6. The present draft of the treaty provides for commissions to study the problems of nuclear weapons, radiological weapons, chemical and biological warfare, surprise attack, military expenditures, and setting up a peace force. Foster and Fisher take the view that we are tied to these commissions because of the declaration of September 25 which mentions them. Wiesner points out that we give to these problems more importance than they are worth by featuring the commissions so [Facsimile Page 3] prominently in our draft treaty and, further, we convey the idea that we don’t really know what we want to do. If these studies were referred to in an annex perhaps these tasks of the International Disarmament Organization would be in a more appropriate respect.

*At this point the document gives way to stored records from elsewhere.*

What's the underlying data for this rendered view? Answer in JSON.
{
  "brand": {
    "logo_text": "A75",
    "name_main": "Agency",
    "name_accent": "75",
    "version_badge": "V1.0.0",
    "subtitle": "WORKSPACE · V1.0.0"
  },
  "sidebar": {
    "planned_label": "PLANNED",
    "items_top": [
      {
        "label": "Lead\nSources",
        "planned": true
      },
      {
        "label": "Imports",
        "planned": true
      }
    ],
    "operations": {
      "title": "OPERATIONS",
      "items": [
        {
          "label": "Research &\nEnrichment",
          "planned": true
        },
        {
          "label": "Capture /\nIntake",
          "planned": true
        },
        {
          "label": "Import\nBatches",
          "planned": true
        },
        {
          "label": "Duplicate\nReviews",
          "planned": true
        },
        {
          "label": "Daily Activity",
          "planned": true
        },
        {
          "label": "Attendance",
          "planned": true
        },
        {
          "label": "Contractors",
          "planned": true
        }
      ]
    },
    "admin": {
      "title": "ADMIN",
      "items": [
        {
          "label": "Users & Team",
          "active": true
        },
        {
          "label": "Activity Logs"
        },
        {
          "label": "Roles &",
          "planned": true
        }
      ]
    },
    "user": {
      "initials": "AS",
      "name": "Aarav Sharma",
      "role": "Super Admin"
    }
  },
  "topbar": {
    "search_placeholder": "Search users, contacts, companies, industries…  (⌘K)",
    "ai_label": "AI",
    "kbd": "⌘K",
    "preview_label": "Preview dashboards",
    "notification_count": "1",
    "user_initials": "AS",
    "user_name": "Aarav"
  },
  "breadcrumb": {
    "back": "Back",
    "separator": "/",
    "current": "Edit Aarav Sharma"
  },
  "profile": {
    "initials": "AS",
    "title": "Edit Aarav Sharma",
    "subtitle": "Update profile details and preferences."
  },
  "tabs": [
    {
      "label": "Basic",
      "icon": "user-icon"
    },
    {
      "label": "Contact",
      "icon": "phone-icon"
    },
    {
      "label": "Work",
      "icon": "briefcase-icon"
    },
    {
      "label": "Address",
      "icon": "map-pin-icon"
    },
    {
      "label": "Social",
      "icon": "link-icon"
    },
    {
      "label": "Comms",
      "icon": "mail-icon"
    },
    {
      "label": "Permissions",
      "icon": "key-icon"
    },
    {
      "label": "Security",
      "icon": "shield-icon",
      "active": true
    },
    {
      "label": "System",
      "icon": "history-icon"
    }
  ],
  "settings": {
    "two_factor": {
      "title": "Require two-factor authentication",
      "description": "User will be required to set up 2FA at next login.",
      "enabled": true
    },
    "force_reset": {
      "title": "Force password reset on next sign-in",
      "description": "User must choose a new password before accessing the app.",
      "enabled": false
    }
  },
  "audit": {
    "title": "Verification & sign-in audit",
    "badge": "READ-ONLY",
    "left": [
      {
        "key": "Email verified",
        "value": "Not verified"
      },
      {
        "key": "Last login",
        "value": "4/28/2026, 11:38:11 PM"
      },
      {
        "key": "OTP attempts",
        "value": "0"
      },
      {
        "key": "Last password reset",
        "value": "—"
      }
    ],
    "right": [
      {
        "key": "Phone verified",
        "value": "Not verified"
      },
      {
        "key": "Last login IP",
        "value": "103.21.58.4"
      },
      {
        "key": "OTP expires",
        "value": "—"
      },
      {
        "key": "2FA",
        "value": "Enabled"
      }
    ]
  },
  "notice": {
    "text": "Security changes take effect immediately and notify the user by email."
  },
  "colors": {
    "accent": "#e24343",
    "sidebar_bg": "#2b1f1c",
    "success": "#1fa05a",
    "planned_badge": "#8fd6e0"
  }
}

7. It would seem desirable, after hearing the Principals tomorrow, to appoint a drafting committee representing the interested agencies [Typeset Page 316] and require them to get as far forward in a week or ten days as possible, and then report back to the Principals who, in turn, would report to you. If you suggested that each of Rusk, Foster, McNamara, the Chiefs, Wiesner, and Bundy name a representative to the drafting committee, this would get matters further forward in a week than ACDA alone.

Carl Kaysen
[Facsimile Page 4]


This shows how you might reduce by types but produce by categories. Assume that the initial figures are as shown and that all four weapons fall in the same categories. If you had 15 per cent per year reduction in each type, and 5 per cent per year as a production allowance for the whole category, making for a net reduction of 10 per cent per year for the total number in the category, you would have the result in the table, if you choose to use the production for Minutemen and Polaris.

Beginning 45% reduction 15% production End
B–47 100 45 55
B–52 100 45 55
Minuteman 50 23 30 57
Polaris 50 22 30 58
400 60 225

On the other hand, if you had reduction by categories the end figures would be highly sensitive to the category boundaries; in the example above they are less sensitive to the category boundaries.

  1. Disarmament problems. Secret. 4 pp. Kennedy Library, National Security Files, Departments and Agencies Series, ACDA, Disarmament, 18-Nation Conference, Geneva, 4/1/62–4/11/62.